• TASK DIRECTIONS:
Return every entry below without altering a word.

─── DATA SUPPLIED

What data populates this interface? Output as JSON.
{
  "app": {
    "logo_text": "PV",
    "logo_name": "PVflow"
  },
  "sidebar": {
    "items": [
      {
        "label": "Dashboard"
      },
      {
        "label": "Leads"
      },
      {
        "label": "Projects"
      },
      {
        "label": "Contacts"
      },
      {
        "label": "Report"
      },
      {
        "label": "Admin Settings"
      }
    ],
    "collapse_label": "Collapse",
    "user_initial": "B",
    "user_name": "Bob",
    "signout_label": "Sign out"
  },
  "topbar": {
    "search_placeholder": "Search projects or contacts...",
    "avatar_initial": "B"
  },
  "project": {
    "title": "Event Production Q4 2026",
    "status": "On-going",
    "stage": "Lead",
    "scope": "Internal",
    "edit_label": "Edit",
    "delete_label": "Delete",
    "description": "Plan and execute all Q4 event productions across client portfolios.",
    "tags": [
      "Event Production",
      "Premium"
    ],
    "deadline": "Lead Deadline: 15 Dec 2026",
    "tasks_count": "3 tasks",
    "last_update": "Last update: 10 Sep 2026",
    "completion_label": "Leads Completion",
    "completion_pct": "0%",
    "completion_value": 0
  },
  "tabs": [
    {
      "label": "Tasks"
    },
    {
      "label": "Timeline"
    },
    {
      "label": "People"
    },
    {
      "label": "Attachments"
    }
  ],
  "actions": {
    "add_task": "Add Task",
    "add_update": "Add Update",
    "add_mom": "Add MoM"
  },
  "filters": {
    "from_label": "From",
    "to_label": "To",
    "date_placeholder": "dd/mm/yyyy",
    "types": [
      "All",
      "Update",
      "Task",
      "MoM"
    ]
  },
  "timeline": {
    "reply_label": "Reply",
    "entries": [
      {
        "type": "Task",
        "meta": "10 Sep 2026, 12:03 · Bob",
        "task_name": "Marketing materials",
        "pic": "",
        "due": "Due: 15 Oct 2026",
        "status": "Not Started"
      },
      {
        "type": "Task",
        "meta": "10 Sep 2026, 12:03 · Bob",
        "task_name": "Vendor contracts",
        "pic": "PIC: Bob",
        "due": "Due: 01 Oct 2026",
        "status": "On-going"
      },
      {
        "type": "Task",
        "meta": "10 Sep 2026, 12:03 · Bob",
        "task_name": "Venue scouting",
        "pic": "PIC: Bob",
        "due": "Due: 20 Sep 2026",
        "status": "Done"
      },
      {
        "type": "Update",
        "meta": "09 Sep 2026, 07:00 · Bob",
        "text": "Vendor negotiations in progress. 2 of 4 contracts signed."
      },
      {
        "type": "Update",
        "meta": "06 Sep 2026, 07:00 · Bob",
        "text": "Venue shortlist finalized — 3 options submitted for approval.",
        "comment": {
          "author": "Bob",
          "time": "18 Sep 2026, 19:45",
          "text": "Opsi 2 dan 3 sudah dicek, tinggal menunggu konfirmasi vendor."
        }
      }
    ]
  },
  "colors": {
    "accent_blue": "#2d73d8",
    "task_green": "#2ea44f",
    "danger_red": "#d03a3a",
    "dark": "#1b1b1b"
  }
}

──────

• REPLY:
What data populates this interface? Output as JSON.
{
  "app": {
    "logo_text": "PV",
    "logo_name": "PVflow"
  },
  "sidebar": {
    "items": [
      {
        "label": "Dashboard"
      },
      {
        "label": "Leads"
      },
      {
        "label": "Projects"
      },
      {
        "label": "Contacts"
      },
      {
        "label": "Report"
      },
      {
        "label": "Admin Settings"
      }
    ],
    "collapse_label": "Collapse",
    "user_initial": "B",
    "user_name": "Bob",
    "signout_label": "Sign out"
  },
  "topbar": {
    "search_placeholder": "Search projects or contacts...",
    "avatar_initial": "B"
  },
  "project": {
    "title": "Event Production Q4 2026",
    "status": "On-going",
    "stage": "Lead",
    "scope": "Internal",
    "edit_label": "Edit",
    "delete_label": "Delete",
    "description": "Plan and execute all Q4 event productions across client portfolios.",
    "tags": [
      "Event Production",
      "Premium"
    ],
    "deadline": "Lead Deadline: 15 Dec 2026",
    "tasks_count": "3 tasks",
    "last_update": "Last update: 10 Sep 2026",
    "completion_label": "Leads Completion",
    "completion_pct": "0%",
    "completion_value": 0
  },
  "tabs": [
    {
      "label": "Tasks"
    },
    {
      "label": "Timeline"
    },
    {
      "label": "People"
    },
    {
      "label": "Attachments"
    }
  ],
  "actions": {
    "add_task": "Add Task",
    "add_update": "Add Update",
    "add_mom": "Add MoM"
  },
  "filters": {
    "from_label": "From",
    "to_label": "To",
    "date_placeholder": "dd/mm/yyyy",
    "types": [
      "All",
      "Update",
      "Task",
      "MoM"
    ]
  },
  "timeline": {
    "reply_label": "Reply",
    "entries": [
      {
        "type": "Task",
        "meta": "10 Sep 2026, 12:03 · Bob",
        "task_name": "Marketing materials",
        "pic": "",
        "due": "Due: 15 Oct 2026",
        "status": "Not Started"
      },
      {
        "type": "Task",
        "meta": "10 Sep 2026, 12:03 · Bob",
        "task_name": "Vendor contracts",
        "pic": "PIC: Bob",
        "due": "Due: 01 Oct 2026",
        "status": "On-going"
      },
      {
        "type": "Task",
        "meta": "10 Sep 2026, 12:03 · Bob",
        "task_name": "Venue scouting",
        "pic": "PIC: Bob",
        "due": "Due: 20 Sep 2026",
        "status": "Done"
      },
      {
        "type": "Update",
        "meta": "09 Sep 2026, 07:00 · Bob",
        "text": "Vendor negotiations in progress. 2 of 4 contracts signed."
      },
      {
        "type": "Update",
        "meta": "06 Sep 2026, 07:00 · Bob",
        "text": "Venue shortlist finalized — 3 options submitted for approval.",
        "comment": {
          "author": "Bob",
          "time": "18 Sep 2026, 19:45",
          "text": "Opsi 2 dan 3 sudah dicek, tinggal menunggu konfirmasi vendor."
        }
      }
    ]
  },
  "colors": {
    "accent_blue": "#2d73d8",
    "task_green": "#2ea44f",
    "danger_red": "#d03a3a",
    "dark": "#1b1b1b"
  }
}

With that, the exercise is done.